[ASSIGNMENT] From first line to last, give the material again unchanged.

[DATA]

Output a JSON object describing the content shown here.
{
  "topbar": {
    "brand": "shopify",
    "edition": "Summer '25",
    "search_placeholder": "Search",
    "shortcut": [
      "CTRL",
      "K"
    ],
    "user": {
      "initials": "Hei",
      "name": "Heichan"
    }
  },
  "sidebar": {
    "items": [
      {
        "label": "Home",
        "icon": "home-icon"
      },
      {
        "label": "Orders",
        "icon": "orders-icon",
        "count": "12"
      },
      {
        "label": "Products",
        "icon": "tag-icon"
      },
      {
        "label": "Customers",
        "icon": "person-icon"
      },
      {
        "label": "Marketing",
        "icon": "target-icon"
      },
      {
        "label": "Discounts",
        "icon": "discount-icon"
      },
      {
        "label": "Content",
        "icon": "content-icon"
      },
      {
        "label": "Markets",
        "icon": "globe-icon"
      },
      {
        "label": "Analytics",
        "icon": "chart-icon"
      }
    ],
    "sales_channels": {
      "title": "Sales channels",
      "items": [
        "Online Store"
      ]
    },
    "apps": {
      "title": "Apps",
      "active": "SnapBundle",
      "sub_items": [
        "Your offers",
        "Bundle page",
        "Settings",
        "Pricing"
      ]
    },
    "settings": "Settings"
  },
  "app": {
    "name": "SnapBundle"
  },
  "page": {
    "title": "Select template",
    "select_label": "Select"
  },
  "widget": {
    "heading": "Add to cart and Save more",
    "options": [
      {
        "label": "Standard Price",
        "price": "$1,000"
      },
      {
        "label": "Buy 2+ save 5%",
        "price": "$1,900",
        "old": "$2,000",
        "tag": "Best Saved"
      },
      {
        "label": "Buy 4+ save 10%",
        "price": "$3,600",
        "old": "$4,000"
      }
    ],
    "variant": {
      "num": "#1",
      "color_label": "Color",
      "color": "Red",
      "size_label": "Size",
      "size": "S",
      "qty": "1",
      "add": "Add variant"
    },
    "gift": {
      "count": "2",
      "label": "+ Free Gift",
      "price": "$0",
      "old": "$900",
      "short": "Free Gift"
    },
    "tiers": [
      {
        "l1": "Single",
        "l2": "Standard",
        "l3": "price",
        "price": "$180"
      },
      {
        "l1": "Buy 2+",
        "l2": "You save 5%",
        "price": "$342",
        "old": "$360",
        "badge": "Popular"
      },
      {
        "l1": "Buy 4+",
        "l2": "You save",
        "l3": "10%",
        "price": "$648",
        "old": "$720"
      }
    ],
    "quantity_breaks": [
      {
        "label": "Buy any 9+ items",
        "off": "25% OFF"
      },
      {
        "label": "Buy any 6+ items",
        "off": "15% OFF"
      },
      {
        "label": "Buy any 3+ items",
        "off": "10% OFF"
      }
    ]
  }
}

[TASK SOLUTION]
Output a JSON object describing the content shown here.
{
  "topbar": {
    "brand": "shopify",
    "edition": "Summer '25",
    "search_placeholder": "Search",
    "shortcut": [
      "CTRL",
      "K"
    ],
    "user": {
      "initials": "Hei",
      "name": "Heichan"
    }
  },
  "sidebar": {
    "items": [
      {
        "label": "Home",
        "icon": "home-icon"
      },
      {
        "label": "Orders",
        "icon": "orders-icon",
        "count": "12"
      },
      {
        "label": "Products",
        "icon": "tag-icon"
      },
      {
        "label": "Customers",
        "icon": "person-icon"
      },
      {
        "label": "Marketing",
        "icon": "target-icon"
      },
      {
        "label": "Discounts",
        "icon": "discount-icon"
      },
      {
        "label": "Content",
        "icon": "content-icon"
      },
      {
        "label": "Markets",
        "icon": "globe-icon"
      },
      {
        "label": "Analytics",
        "icon": "chart-icon"
      }
    ],
    "sales_channels": {
      "title": "Sales channels",
      "items": [
        "Online Store"
      ]
    },
    "apps": {
      "title": "Apps",
      "active": "SnapBundle",
      "sub_items": [
        "Your offers",
        "Bundle page",
        "Settings",
        "Pricing"
      ]
    },
    "settings": "Settings"
  },
  "app": {
    "name": "SnapBundle"
  },
  "page": {
    "title": "Select template",
    "select_label": "Select"
  },
  "widget": {
    "heading": "Add to cart and Save more",
    "options": [
      {
        "label": "Standard Price",
        "price": "$1,000"
      },
      {
        "label": "Buy 2+ save 5%",
        "price": "$1,900",
        "old": "$2,000",
        "tag": "Best Saved"
      },
      {
        "label": "Buy 4+ save 10%",
        "price": "$3,600",
        "old": "$4,000"
      }
    ],
    "variant": {
      "num": "#1",
      "color_label": "Color",
      "color": "Red",
      "size_label": "Size",
      "size": "S",
      "qty": "1",
      "add": "Add variant"
    },
    "gift": {
      "count": "2",
      "label": "+ Free Gift",
      "price": "$0",
      "old": "$900",
      "short": "Free Gift"
    },
    "tiers": [
      {
        "l1": "Single",
        "l2": "Standard",
        "l3": "price",
        "price": "$180"
      },
      {
        "l1": "Buy 2+",
        "l2": "You save 5%",
        "price": "$342",
        "old": "$360",
        "badge": "Popular"
      },
      {
        "l1": "Buy 4+",
        "l2": "You save",
        "l3": "10%",
        "price": "$648",
        "old": "$720"
      }
    ],
    "quantity_breaks": [
      {
        "label": "Buy any 9+ items",
        "off": "25% OFF"
      },
      {
        "label": "Buy any 6+ items",
        "off": "15% OFF"
      },
      {
        "label": "Buy any 3+ items",
        "off": "10% OFF"
      }
    ]
  }
}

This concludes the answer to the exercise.